Mercantilism is an economic theory, thought to be a form of economic nationalism, that holds that the prosperity of a nation is dependent upon its supply of capital, and that the global volume of international trade is "unchangeable". Economic assets (or capital) are represented by bullion (gold, silver, and trade value) held by the state, which is best increased through a positive and healthy balance of trade with other nations (exports minus imports).
The theory assumes that wealth and monetary assets are identical. Mercantilism suggests that the ruling government should advance these goals by playing a protectionist role in the economy by encouraging exports and discouraging imports, notably through the use of subsidies and tariffs respectively. The theory dominated Western European economic policies from the 16th to the late-18th century.
- ↑ 1.0 1.1 "Mercantilism". The Concise Encyclopedia of Economics. http://www.econlib.org/library/Enc/Mercantilism.html. Retrieved 2010-03-14.
- Mercantilism at Wikipedia
- Mercantilism by Laura LaHaye at The Concise Encyclopedia of Economics
- Mercantilism: A Lesson for Our Times?, Mercantilism in Spain, Mercantilism as the Economic Aspect of Absolutism by Murray N. Rothbard, from An Austrian Perspective on the History of Economic Thought, vol. 1, Economic Thought Before Adam Smith.
- "Neo-Mercantilism" by Murray N. Rothbard, February 1999
- "Economic Nationalism: From Mercantilism to World War II" by Michael A. Heilperin, July 2010
- Marxism, Capitalism and Mercantilism (pdf) by David Osterfeld, 1991

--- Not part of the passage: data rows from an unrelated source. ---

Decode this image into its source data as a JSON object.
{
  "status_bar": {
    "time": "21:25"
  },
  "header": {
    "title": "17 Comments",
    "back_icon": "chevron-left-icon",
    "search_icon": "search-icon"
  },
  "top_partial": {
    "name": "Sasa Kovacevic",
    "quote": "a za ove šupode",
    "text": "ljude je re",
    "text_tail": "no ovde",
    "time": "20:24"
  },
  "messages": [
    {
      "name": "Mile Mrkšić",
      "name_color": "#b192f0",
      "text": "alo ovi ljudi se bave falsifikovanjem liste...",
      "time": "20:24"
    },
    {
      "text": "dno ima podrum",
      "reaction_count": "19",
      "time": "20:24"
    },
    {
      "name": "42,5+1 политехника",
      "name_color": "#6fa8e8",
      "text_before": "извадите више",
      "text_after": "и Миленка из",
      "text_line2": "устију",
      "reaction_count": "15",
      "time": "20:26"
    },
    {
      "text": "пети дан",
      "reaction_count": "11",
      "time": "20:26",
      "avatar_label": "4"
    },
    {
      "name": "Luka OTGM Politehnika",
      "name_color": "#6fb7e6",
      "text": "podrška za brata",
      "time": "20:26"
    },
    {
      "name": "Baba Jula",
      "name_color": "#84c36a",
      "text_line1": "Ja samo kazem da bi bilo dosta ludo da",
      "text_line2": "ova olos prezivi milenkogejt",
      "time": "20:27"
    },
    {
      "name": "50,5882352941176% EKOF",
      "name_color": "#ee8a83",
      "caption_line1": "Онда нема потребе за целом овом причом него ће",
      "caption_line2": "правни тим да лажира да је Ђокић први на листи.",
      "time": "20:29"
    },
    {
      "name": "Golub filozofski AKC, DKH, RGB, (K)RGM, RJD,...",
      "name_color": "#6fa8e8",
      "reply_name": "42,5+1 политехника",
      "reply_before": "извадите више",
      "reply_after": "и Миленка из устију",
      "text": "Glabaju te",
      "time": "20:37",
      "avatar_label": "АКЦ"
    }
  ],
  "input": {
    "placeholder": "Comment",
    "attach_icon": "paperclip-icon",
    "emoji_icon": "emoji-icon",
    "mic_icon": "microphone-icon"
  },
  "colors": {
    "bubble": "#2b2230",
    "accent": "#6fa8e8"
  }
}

- Ekelund, Robert B.; Tollison, Robert D. (1981). Mercantilism as a Rent-Seeking Society: Economic Regulation in Historical Perspective. College Station, TX: Texas A&M University Press. ISBN 0890961204.
- Ekelund, Robert B.; Hébert, Robert F. (1975). A History of Economic Theory and Method. New York: McGraw–Hill. ISBN 0070191433.
- "Mercantilism vs. Free Trade: The Early Years" by Chi-Yuen Wu, September 2013